Q: How pervasive is sniping and will it eventually wipe out incremental bidding? Can or should eBay and other online auction houses try to level the playing field?
A: EBay is still evolving, and there's a growing part of its business that is hardly an auction market at all, as retail sellers use it as simply another channel to move goods that are in abundant supply. Sniping won't play a role in that part of the business, but it will no doubt continue to be a feature of the auction markets. If sniping were to entirely replace sequential bidding, eBay auctions would become a lot like sealed bid auctions, in which bidders submit bids that are all opened simultaneously at the end. In fact, there are third-party providers of bidding software and services (such as esnipe.com) that, for a fee, allow eBay bidders to submit their snipes early, which is a lot more convenient way to snipe. Of course, if eSnipe ever started to mediate a lot of eBay's auctions in this way, eBay could take all their business by offering a sealed bid option to bidders. Presumably the reason that eBay is reluctant to do this is that they think it is good for the market for bidders to be able to see each other's bids, precisely because that may increase the total amount of bidding and raise auction prices.
Q: What might managers take away from your research, with regard to strategy and pricing?
A: What happens early in an auction may not be a good predictor of the final outcome, because much of the bidding activity takes place just before the end. One good reason for this delay is that early bidding reveals intentions and information that may be exploited by competitors if there is still time to react. So, be aware of competitors hiding in the grass. It's not over 'til it's over.
Q: What are you working on now?

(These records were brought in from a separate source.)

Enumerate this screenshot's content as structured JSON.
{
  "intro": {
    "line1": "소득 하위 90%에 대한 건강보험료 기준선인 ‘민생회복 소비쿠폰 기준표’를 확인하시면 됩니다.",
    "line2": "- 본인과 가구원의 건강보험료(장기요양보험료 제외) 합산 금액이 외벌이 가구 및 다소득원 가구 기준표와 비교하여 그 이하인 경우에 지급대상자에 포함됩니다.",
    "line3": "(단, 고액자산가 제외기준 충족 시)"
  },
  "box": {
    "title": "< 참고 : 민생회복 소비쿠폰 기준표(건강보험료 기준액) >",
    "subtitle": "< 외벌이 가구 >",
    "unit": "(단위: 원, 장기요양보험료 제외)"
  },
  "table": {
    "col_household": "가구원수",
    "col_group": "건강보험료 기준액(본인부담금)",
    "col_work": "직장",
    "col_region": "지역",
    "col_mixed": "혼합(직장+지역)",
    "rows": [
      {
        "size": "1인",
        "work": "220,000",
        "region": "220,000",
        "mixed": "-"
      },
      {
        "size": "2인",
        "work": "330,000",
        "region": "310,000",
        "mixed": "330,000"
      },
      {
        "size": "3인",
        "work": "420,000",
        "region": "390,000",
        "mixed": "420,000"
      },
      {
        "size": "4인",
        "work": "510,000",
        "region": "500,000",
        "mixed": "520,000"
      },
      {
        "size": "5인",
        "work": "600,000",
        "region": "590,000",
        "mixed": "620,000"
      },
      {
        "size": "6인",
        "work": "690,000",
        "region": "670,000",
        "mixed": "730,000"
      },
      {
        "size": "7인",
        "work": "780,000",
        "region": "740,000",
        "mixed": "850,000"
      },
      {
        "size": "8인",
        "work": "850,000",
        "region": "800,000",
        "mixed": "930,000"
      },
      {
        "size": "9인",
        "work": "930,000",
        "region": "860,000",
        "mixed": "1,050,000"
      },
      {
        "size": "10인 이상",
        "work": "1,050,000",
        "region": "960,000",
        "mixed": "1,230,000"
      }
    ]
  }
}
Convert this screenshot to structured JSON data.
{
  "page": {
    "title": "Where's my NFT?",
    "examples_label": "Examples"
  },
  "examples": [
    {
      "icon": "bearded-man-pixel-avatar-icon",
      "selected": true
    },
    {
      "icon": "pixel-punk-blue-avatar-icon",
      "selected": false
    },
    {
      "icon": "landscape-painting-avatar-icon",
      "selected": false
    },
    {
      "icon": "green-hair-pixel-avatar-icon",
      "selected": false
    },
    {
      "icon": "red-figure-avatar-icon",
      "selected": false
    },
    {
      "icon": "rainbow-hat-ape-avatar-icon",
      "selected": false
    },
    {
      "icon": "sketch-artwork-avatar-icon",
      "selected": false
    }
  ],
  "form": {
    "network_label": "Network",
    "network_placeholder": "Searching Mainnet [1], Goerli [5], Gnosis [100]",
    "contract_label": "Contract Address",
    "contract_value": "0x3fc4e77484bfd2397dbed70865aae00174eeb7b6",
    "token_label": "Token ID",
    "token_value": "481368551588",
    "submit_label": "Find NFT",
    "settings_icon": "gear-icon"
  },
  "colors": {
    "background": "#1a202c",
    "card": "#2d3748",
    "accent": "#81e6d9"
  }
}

A: Several of my current projects have to do with market design, with trying to get the rules right. With Tayfun Sonmez and Parag Pathak here at HBS (and with Atila Abdulkadiroglu at Columbia), I've been looking at how students are matched with schools. We helped New York City design a new matching system for assigning students to high schools. (Under their old system, 30,000 students were assigned to high schools they didn't choose, while in the first year of the new mechanism, only 3,000 were, out of the almost 100,000 students who entered NYC high schools this year.) We're at an earlier stage of a similar project with Boston Public Schools. Tayfun and Utku Unver and I have been working on kidney exchange, to facilitate exchange of live-donor kidneys when there are kidney patients who have a willing transplant donor who is incompatible with them. In September 2004, the Renal Transplant Oversight Committee of New England gave the go-ahead to a kidney exchange program we proposed together with Drs. Francis Delmonico and Susan Saidman at the Massachusetts General Hospital. And Muriel Niederle [at Stanford University] and I are trying to help the American Gastroenterology Association make reforms in their labor market.